───── Information given

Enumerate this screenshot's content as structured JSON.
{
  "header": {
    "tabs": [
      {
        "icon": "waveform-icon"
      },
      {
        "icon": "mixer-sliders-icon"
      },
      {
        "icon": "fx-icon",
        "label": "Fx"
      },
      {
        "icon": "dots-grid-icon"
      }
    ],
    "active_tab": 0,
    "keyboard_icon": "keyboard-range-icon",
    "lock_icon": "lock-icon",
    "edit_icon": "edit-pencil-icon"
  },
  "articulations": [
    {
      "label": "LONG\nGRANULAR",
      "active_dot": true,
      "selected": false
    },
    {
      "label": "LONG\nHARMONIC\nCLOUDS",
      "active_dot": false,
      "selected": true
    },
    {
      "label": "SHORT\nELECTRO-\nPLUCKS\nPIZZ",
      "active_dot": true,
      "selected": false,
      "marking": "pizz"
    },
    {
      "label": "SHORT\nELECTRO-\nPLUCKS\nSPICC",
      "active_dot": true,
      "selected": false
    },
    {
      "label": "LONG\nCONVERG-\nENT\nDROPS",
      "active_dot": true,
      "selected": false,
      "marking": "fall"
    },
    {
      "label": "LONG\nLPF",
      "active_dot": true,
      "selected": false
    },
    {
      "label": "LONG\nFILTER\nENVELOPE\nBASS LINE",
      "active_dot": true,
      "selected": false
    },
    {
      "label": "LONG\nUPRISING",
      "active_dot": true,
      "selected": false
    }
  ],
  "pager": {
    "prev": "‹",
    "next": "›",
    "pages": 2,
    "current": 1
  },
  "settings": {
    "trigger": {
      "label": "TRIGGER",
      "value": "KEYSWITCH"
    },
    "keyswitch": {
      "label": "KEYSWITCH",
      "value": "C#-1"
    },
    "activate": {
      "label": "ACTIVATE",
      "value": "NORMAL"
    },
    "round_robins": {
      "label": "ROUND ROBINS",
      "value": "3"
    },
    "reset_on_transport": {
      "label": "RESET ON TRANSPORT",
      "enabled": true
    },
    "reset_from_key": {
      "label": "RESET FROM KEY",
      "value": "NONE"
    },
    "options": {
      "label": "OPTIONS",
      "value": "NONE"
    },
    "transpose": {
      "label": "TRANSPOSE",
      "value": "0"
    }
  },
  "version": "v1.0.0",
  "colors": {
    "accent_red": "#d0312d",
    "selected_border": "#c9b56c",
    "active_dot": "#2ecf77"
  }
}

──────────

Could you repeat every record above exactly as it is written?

### Your solution
Enumerate this screenshot's content as structured JSON.
{
  "header": {
    "tabs": [
      {
        "icon": "waveform-icon"
      },
      {
        "icon": "mixer-sliders-icon"
      },
      {
        "icon": "fx-icon",
        "label": "Fx"
      },
      {
        "icon": "dots-grid-icon"
      }
    ],
    "active_tab": 0,
    "keyboard_icon": "keyboard-range-icon",
    "lock_icon": "lock-icon",
    "edit_icon": "edit-pencil-icon"
  },
  "articulations": [
    {
      "label": "LONG\nGRANULAR",
      "active_dot": true,
      "selected": false
    },
    {
      "label": "LONG\nHARMONIC\nCLOUDS",
      "active_dot": false,
      "selected": true
    },
    {
      "label": "SHORT\nELECTRO-\nPLUCKS\nPIZZ",
      "active_dot": true,
      "selected": false,
      "marking": "pizz"
    },
    {
      "label": "SHORT\nELECTRO-\nPLUCKS\nSPICC",
      "active_dot": true,
      "selected": false
    },
    {
      "label": "LONG\nCONVERG-\nENT\nDROPS",
      "active_dot": true,
      "selected": false,
      "marking": "fall"
    },
    {
      "label": "LONG\nLPF",
      "active_dot": true,
      "selected": false
    },
    {
      "label": "LONG\nFILTER\nENVELOPE\nBASS LINE",
      "active_dot": true,
      "selected": false
    },
    {
      "label": "LONG\nUPRISING",
      "active_dot": true,
      "selected": false
    }
  ],
  "pager": {
    "prev": "‹",
    "next": "›",
    "pages": 2,
    "current": 1
  },
  "settings": {
    "trigger": {
      "label": "TRIGGER",
      "value": "KEYSWITCH"
    },
    "keyswitch": {
      "label": "KEYSWITCH",
      "value": "C#-1"
    },
    "activate": {
      "label": "ACTIVATE",
      "value": "NORMAL"
    },
    "round_robins": {
      "label": "ROUND ROBINS",
      "value": "3"
    },
    "reset_on_transport": {
      "label": "RESET ON TRANSPORT",
      "enabled": true
    },
    "reset_from_key": {
      "label": "RESET FROM KEY",
      "value": "NONE"
    },
    "options": {
      "label": "OPTIONS",
      "value": "NONE"
    },
    "transpose": {
      "label": "TRANSPOSE",
      "value": "0"
    }
  },
  "version": "v1.0.0",
  "colors": {
    "accent_red": "#d0312d",
    "selected_border": "#c9b56c",
    "active_dot": "#2ecf77"
  }
}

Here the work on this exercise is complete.